the moment, so God knows what it’s like for other people.’
Langridge was one of the first producers to start actively selling
directors in London. ’When I first started going around with reels there
was a real feeling that this was not the done thing,’ she says. ’But now
people are really bombarded with reels. I feel very sorry for agency
creatives now and it makes it a lot more difficult to sell.’
Langridge says she now has a book of agency contacts of which she keeps
in regular contact with around 40. ’I don’t do the cold-calling
I know who will take the time to hear about a new director. Often,
senior people are more willing to listen - Tim Mellors recently sat
through a 20-minute short film, something he almost certainly didn’t
have time to do,’ she says.
One relatively new development is the introduction of reps at UK
production companies. An American import, their job is to sell directors
- traditionally the role of the director’s producer. They were
introduced by a few London production companies in the early 90s because
producers had little downtime to trawl agencies for work and were not
sales people by trade.
But the arrival of reps in the UK has not met with an entirely
enthusiastic response from the agency fraternity, which feels that the
producer - who works closely with the director on shoots - is better
placed to provide information about the director’s abilities and
experience. Also, whereas reps make sense in the US - where the sheer
size of the country makes it impossible for producers to travel around
to sell directors and a rep is needed in each region - the London
commercials market is a much closer knit community.
’Repping is very much the US way - I prefer the personal contact with
the producer or the director,’ Davis says. ’I also object to subsidising
the rep through the production company’s fees.
Heads of production companies will come and see me to tell me about a
director because I know them and that’s what the industry is about -
Atkinson adds: ’I like to have someone there to explain the background
as I watch the reel but there are pluses and minuses. Reps can’t know as
much as the producer does because they are not actually there on the
Most agree that the production industry will change rapidly in the next
few years but few people are prepared to speculate about how. For one
source, the relationship between agencies and production companies today
is similar to that of clients and agencies 20 years ago, when it was all
about who you knew, and the same few agencies were getting the lion’s
share of the work.
James Studholme, the managing director of Blink Productions, believes
there are two options for production companies: ’You either say let’s
throw as many strands of spaghetti at the wall as we can and hope some

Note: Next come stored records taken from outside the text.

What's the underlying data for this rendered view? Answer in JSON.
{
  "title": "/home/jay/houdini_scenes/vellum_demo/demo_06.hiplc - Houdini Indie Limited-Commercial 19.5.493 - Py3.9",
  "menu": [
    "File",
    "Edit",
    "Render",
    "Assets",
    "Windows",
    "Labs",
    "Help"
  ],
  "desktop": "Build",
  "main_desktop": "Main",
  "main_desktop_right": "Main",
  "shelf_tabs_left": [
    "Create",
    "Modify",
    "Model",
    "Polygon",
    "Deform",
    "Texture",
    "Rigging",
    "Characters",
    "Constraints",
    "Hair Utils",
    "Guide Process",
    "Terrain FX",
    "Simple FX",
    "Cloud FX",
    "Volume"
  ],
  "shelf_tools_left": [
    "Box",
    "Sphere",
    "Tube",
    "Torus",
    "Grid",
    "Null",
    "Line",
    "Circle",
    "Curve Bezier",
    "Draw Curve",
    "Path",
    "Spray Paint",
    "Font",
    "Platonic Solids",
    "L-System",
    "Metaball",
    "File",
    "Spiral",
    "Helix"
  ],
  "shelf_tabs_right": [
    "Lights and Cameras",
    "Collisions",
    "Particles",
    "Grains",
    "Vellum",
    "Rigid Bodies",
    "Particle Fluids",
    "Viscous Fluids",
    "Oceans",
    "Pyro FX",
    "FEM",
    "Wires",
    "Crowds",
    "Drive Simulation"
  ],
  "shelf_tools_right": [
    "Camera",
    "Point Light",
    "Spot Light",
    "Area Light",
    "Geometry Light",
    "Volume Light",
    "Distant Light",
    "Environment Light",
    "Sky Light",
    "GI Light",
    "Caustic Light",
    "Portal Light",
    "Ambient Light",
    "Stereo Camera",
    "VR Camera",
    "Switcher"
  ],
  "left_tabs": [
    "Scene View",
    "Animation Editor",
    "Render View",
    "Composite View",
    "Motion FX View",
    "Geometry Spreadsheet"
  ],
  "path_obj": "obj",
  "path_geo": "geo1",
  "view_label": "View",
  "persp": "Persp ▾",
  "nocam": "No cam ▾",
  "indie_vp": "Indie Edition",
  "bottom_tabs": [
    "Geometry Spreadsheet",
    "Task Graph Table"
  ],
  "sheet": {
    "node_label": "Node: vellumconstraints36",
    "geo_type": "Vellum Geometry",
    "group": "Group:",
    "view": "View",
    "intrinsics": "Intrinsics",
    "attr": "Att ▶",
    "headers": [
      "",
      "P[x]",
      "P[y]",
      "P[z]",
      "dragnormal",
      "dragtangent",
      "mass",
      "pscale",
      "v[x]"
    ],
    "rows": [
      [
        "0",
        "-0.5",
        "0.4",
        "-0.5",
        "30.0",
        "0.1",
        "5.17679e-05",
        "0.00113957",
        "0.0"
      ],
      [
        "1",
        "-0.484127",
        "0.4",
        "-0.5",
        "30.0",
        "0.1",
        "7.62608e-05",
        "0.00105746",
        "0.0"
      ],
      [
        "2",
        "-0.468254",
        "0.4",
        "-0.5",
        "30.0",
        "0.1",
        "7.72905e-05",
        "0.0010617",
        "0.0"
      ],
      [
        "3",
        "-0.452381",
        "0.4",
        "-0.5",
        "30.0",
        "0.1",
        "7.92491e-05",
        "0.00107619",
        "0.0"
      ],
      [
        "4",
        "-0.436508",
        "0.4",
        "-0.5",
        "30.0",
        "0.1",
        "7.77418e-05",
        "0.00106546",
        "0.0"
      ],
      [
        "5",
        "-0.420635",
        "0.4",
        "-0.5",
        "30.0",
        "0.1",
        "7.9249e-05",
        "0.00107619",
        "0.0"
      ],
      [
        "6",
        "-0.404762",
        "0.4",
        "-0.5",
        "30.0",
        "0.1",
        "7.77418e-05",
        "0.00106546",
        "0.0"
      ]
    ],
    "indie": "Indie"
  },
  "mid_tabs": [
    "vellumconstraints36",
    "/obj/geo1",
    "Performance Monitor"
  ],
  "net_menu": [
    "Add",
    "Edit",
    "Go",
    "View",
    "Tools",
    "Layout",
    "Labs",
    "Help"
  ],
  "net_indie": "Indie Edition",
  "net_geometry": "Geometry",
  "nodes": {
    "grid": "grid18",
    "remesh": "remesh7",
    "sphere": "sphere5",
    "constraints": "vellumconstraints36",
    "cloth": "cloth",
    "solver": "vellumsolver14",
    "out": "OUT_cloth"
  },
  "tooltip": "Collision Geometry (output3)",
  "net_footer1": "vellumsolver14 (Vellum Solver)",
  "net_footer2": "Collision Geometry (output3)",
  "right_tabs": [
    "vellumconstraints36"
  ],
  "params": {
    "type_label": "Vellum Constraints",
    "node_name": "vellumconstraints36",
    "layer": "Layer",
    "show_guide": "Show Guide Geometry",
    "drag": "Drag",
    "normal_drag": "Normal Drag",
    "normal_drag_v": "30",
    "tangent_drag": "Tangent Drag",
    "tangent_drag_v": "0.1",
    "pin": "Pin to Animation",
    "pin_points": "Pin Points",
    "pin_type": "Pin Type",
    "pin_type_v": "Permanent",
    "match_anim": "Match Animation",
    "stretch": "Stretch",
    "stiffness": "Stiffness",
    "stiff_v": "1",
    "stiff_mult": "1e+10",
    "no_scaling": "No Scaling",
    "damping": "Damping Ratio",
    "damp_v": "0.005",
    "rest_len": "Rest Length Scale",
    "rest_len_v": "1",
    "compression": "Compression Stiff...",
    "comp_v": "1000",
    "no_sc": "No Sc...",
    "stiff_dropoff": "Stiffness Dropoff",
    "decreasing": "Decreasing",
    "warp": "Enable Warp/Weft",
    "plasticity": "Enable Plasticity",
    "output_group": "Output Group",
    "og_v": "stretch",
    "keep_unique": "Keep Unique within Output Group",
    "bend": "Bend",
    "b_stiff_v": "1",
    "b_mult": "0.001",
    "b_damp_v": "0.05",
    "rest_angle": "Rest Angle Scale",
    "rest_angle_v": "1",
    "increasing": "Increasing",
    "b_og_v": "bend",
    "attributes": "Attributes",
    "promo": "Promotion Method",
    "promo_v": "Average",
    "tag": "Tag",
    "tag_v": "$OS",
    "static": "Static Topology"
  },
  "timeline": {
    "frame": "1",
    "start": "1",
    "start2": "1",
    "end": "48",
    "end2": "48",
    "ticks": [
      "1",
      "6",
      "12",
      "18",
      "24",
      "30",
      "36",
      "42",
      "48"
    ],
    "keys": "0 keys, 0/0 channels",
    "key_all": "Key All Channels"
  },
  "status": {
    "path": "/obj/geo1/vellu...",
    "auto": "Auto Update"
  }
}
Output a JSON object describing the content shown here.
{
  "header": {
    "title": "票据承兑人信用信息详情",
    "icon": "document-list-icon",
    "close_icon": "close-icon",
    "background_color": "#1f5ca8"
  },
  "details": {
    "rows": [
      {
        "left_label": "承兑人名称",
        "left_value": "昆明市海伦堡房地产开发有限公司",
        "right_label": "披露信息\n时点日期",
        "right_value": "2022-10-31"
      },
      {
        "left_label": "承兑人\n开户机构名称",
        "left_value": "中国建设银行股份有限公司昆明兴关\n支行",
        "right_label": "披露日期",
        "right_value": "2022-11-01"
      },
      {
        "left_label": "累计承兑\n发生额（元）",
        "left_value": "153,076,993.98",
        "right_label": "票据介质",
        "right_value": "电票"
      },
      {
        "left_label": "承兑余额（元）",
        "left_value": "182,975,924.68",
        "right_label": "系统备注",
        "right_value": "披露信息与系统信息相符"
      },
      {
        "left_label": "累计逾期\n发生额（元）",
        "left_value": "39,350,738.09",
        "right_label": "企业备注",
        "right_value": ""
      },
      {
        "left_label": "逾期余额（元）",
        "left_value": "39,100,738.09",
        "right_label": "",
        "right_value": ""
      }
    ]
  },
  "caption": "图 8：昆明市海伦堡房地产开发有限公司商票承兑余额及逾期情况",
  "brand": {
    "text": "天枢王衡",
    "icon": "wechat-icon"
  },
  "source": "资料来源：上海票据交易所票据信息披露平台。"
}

stick or you take on a few people you really believe in and try to get
them established. We’ve always been of the latter persuasion.’
He adds: ’It’s very hard for directors to break in at the moment. But

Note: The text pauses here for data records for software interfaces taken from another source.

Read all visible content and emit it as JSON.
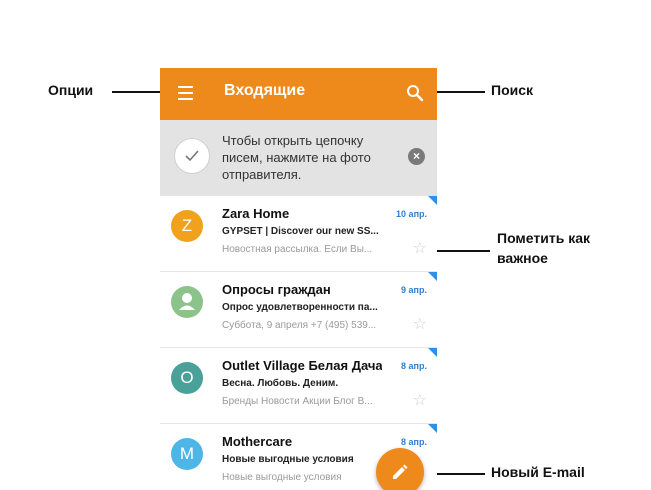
{
  "header": {
    "title": "Входящие"
  },
  "hint": {
    "text": "Чтобы открыть цепочку писем, нажмите на фото отправителя."
  },
  "emails": [
    {
      "avatar": "Z",
      "avatar_color": "#f0a21c",
      "sender": "Zara Home",
      "date": "10 апр.",
      "subject": "GYPSET | Discover our new SS...",
      "preview": "Новостная рассылка. Если Вы..."
    },
    {
      "avatar": "",
      "avatar_color": "#8bc38a",
      "sender": "Опросы граждан",
      "date": "9 апр.",
      "subject": "Опрос удовлетворенности па...",
      "preview": "Суббота, 9 апреля +7 (495) 539..."
    },
    {
      "avatar": "O",
      "avatar_color": "#4aa19a",
      "sender": "Outlet Village Белая Дача",
      "date": "8 апр.",
      "subject": "Весна. Любовь. Деним.",
      "preview": "Бренды Новости Акции Блог В..."
    },
    {
      "avatar": "M",
      "avatar_color": "#4db6e6",
      "sender": "Mothercare",
      "date": "8 апр.",
      "subject": "Новые выгодные условия",
      "preview": "Новые выгодные условия"
    }
  ],
  "callouts": {
    "options": "Опции",
    "search": "Поиск",
    "mark_important": "Пометить как важное",
    "new_email": "Новый E-mail"
  },
  "colors": {
    "appbar": "#ee8a1c",
    "date": "#2f7fd0",
    "flag": "#2f8fe0"
  },
  "icons": {
    "menu": "menu-icon",
    "search": "search-icon",
    "check": "check-icon",
    "close": "close-icon",
    "star": "star-icon",
    "compose": "pencil-icon",
    "person": "person-icon"
  }
}
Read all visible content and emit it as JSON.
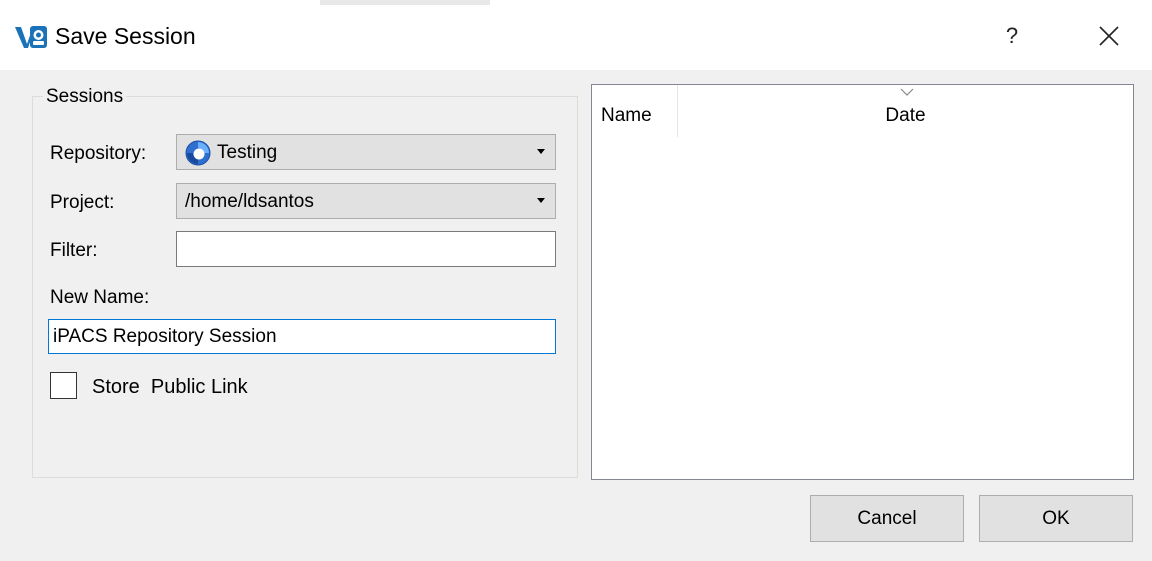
{
  "window": {
    "title": "Save Session",
    "help_label": "?",
    "app_icon": "vsee-app-icon",
    "close_icon": "close-icon"
  },
  "sessions_group": {
    "title": "Sessions",
    "repository": {
      "label": "Repository:",
      "value": "Testing",
      "icon": "repository-icon"
    },
    "project": {
      "label": "Project:",
      "value": "/home/ldsantos"
    },
    "filter": {
      "label": "Filter:",
      "value": ""
    },
    "new_name": {
      "label": "New Name:",
      "value": "iPACS Repository Session"
    },
    "store_public_link": {
      "label": "Store  Public Link",
      "checked": false
    }
  },
  "sessions_table": {
    "columns": [
      "Name",
      "Date"
    ],
    "rows": [],
    "sort_icon": "sort-descending-icon"
  },
  "buttons": {
    "cancel": "Cancel",
    "ok": "OK"
  },
  "colors": {
    "accent": "#0078d7",
    "background": "#f0f0f0",
    "app_icon_blue": "#1a73b8"
  }
}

what the future holds is a big mystery. People are so under the cosh at
the moment that they haven’t really started to think about what will
happen, but there will be big changes over the next few years.’
Some people believe the expansion of the market will change the informal
nature of the production industry - just as clients take a more
structured approach to choosing an agency, often involving consultants,
so the process of choosing a director will become more formal.
Others, though, believe personal contact can only become more
’There is no real alternative,’ one source says. ’I think if anything it
will become more important for agencies to know who they are working
with as they come under pressure from clients.’
Not good news for budding commercials directors. But the outlook is not
entirely bleak. Mark Wnek, executive creative director of Euro RSCG Wnek
Gosper, believes a brilliant director will always get work, citing the
example of Fredrik Bond, a Swedish director who joined the production
company Harry Nash a year ago as a relative newcomer. He is already
getting work for prestigious clients such as Adidas and Guinness.
’No-one should underestimate the hunger of agencies and clients to get
new directors - everyone wants to be at the cutting edge,’ Wnek says,
adding: ’At the end of the day it’s showbusiness and if you’re any good,
you’ll get the work.’